### [INSTRUCTIONS FOR THE TASK]
Set down the data again in full, keeping every line exactly as it is.

### [RECORDS PROVIDED]

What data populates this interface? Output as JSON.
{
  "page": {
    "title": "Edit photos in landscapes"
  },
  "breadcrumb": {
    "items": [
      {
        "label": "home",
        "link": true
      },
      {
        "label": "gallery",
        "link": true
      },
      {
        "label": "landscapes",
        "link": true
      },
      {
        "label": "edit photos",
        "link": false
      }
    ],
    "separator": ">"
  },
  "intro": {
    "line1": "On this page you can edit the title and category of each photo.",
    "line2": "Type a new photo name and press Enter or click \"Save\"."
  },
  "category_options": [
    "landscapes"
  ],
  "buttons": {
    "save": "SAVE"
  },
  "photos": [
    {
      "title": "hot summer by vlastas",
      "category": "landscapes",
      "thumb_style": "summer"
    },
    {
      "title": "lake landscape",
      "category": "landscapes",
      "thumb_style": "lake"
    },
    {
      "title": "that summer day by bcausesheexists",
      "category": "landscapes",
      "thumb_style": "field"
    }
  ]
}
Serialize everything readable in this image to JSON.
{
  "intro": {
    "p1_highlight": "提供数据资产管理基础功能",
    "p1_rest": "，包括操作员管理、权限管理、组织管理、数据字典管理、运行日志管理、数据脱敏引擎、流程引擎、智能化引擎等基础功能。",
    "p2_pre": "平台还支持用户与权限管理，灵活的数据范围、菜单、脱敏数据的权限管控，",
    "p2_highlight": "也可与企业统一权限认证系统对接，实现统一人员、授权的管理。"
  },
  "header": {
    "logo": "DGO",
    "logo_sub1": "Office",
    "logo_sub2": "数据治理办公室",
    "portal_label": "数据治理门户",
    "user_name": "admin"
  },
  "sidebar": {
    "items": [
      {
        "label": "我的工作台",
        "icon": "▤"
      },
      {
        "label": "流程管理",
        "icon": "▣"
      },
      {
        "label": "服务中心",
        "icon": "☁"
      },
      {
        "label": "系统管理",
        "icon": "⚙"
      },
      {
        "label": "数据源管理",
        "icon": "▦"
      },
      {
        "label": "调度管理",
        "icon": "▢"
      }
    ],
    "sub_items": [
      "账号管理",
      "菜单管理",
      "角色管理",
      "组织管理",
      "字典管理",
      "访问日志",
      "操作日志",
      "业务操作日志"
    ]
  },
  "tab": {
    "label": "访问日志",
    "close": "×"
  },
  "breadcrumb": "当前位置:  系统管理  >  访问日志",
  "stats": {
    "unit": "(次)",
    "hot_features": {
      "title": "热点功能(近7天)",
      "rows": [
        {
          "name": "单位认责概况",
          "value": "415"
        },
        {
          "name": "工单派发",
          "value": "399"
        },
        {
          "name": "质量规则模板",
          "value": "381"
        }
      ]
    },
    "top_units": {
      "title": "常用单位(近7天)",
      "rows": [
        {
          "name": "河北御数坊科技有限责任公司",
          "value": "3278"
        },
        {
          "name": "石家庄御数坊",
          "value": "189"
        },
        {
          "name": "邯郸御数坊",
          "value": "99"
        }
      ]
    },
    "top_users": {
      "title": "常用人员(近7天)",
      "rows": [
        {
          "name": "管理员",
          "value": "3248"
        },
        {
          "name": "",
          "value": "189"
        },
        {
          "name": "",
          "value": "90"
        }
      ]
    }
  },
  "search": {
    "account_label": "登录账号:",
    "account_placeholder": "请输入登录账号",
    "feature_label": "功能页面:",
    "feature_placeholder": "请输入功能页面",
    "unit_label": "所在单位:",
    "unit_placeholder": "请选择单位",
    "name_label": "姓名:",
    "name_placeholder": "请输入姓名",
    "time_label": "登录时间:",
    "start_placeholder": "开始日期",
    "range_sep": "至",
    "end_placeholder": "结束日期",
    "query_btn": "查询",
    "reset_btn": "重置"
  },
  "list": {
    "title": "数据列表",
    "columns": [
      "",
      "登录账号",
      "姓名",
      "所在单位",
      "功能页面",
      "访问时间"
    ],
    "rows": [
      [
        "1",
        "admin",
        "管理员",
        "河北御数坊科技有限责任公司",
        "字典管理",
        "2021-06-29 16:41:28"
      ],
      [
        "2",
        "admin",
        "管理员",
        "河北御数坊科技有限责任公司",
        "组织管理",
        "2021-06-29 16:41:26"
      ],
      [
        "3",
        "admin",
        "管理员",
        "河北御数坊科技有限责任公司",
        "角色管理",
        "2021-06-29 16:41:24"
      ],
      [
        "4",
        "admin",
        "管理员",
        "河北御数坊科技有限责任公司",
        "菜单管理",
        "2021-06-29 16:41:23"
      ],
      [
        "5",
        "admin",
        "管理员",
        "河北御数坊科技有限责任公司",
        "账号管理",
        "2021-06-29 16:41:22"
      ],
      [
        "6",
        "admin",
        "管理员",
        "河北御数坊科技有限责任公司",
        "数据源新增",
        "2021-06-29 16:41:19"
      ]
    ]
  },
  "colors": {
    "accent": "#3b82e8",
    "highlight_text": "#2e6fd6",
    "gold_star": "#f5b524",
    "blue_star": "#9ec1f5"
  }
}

### [SOLVED EXERCISE]
What data populates this interface? Output as JSON.
{
  "page": {
    "title": "Edit photos in landscapes"
  },
  "breadcrumb": {
    "items": [
      {
        "label": "home",
        "link": true
      },
      {
        "label": "gallery",
        "link": true
      },
      {
        "label": "landscapes",
        "link": true
      },
      {
        "label": "edit photos",
        "link": false
      }
    ],
    "separator": ">"
  },
  "intro": {
    "line1": "On this page you can edit the title and category of each photo.",
    "line2": "Type a new photo name and press Enter or click \"Save\"."
  },
  "category_options": [
    "landscapes"
  ],
  "buttons": {
    "save": "SAVE"
  },
  "photos": [
    {
      "title": "hot summer by vlastas",
      "category": "landscapes",
      "thumb_style": "summer"
    },
    {
      "title": "lake landscape",
      "category": "landscapes",
      "thumb_style": "lake"
    },
    {
      "title": "that summer day by bcausesheexists",
      "category": "landscapes",
      "thumb_style": "field"
    }
  ]
}
Serialize everything readable in this image to JSON.
{
  "intro": {
    "p1_highlight": "提供数据资产管理基础功能",
    "p1_rest": "，包括操作员管理、权限管理、组织管理、数据字典管理、运行日志管理、数据脱敏引擎、流程引擎、智能化引擎等基础功能。",
    "p2_pre": "平台还支持用户与权限管理，灵活的数据范围、菜单、脱敏数据的权限管控，",
    "p2_highlight": "也可与企业统一权限认证系统对接，实现统一人员、授权的管理。"
  },
  "header": {
    "logo": "DGO",
    "logo_sub1": "Office",
    "logo_sub2": "数据治理办公室",
    "portal_label": "数据治理门户",
    "user_name": "admin"
  },
  "sidebar": {
    "items": [
      {
        "label": "我的工作台",
        "icon": "▤"
      },
      {
        "label": "流程管理",
        "icon": "▣"
      },
      {
        "label": "服务中心",
        "icon": "☁"
      },
      {
        "label": "系统管理",
        "icon": "⚙"
      },
      {
        "label": "数据源管理",
        "icon": "▦"
      },
      {
        "label": "调度管理",
        "icon": "▢"
      }
    ],
    "sub_items": [
      "账号管理",
      "菜单管理",
      "角色管理",
      "组织管理",
      "字典管理",
      "访问日志",
      "操作日志",
      "业务操作日志"
    ]
  },
  "tab": {
    "label": "访问日志",
    "close": "×"
  },
  "breadcrumb": "当前位置:  系统管理  >  访问日志",
  "stats": {
    "unit": "(次)",
    "hot_features": {
      "title": "热点功能(近7天)",
      "rows": [
        {
          "name": "单位认责概况",
          "value": "415"
        },
        {
          "name": "工单派发",
          "value": "399"
        },
        {
          "name": "质量规则模板",
          "value": "381"
        }
      ]
    },
    "top_units": {
      "title": "常用单位(近7天)",
      "rows": [
        {
          "name": "河北御数坊科技有限责任公司",
          "value": "3278"
        },
        {
          "name": "石家庄御数坊",
          "value": "189"
        },
        {
          "name": "邯郸御数坊",
          "value": "99"
        }
      ]
    },
    "top_users": {
      "title": "常用人员(近7天)",
      "rows": [
        {
          "name": "管理员",
          "value": "3248"
        },
        {
          "name": "",
          "value": "189"
        },
        {
          "name": "",
          "value": "90"
        }
      ]
    }
  },
  "search": {
    "account_label": "登录账号:",
    "account_placeholder": "请输入登录账号",
    "feature_label": "功能页面:",
    "feature_placeholder": "请输入功能页面",
    "unit_label": "所在单位:",
    "unit_placeholder": "请选择单位",
    "name_label": "姓名:",
    "name_placeholder": "请输入姓名",
    "time_label": "登录时间:",
    "start_placeholder": "开始日期",
    "range_sep": "至",
    "end_placeholder": "结束日期",
    "query_btn": "查询",
    "reset_btn": "重置"
  },
  "list": {
    "title": "数据列表",
    "columns": [
      "",
      "登录账号",
      "姓名",
      "所在单位",
      "功能页面",
      "访问时间"
    ],
    "rows": [
      [
        "1",
        "admin",
        "管理员",
        "河北御数坊科技有限责任公司",
        "字典管理",
        "2021-06-29 16:41:28"
      ],
      [
        "2",
        "admin",
        "管理员",
        "河北御数坊科技有限责任公司",
        "组织管理",
        "2021-06-29 16:41:26"
      ],
      [
        "3",
        "admin",
        "管理员",
        "河北御数坊科技有限责任公司",
        "角色管理",
        "2021-06-29 16:41:24"
      ],
      [
        "4",
        "admin",
        "管理员",
        "河北御数坊科技有限责任公司",
        "菜单管理",
        "2021-06-29 16:41:23"
      ],
      [
        "5",
        "admin",
        "管理员",
        "河北御数坊科技有限责任公司",
        "账号管理",
        "2021-06-29 16:41:22"
      ],
      [
        "6",
        "admin",
        "管理员",
        "河北御数坊科技有限责任公司",
        "数据源新增",
        "2021-06-29 16:41:19"
      ]
    ]
  },
  "colors": {
    "accent": "#3b82e8",
    "highlight_text": "#2e6fd6",
    "gold_star": "#f5b524",
    "blue_star": "#9ec1f5"
  }
}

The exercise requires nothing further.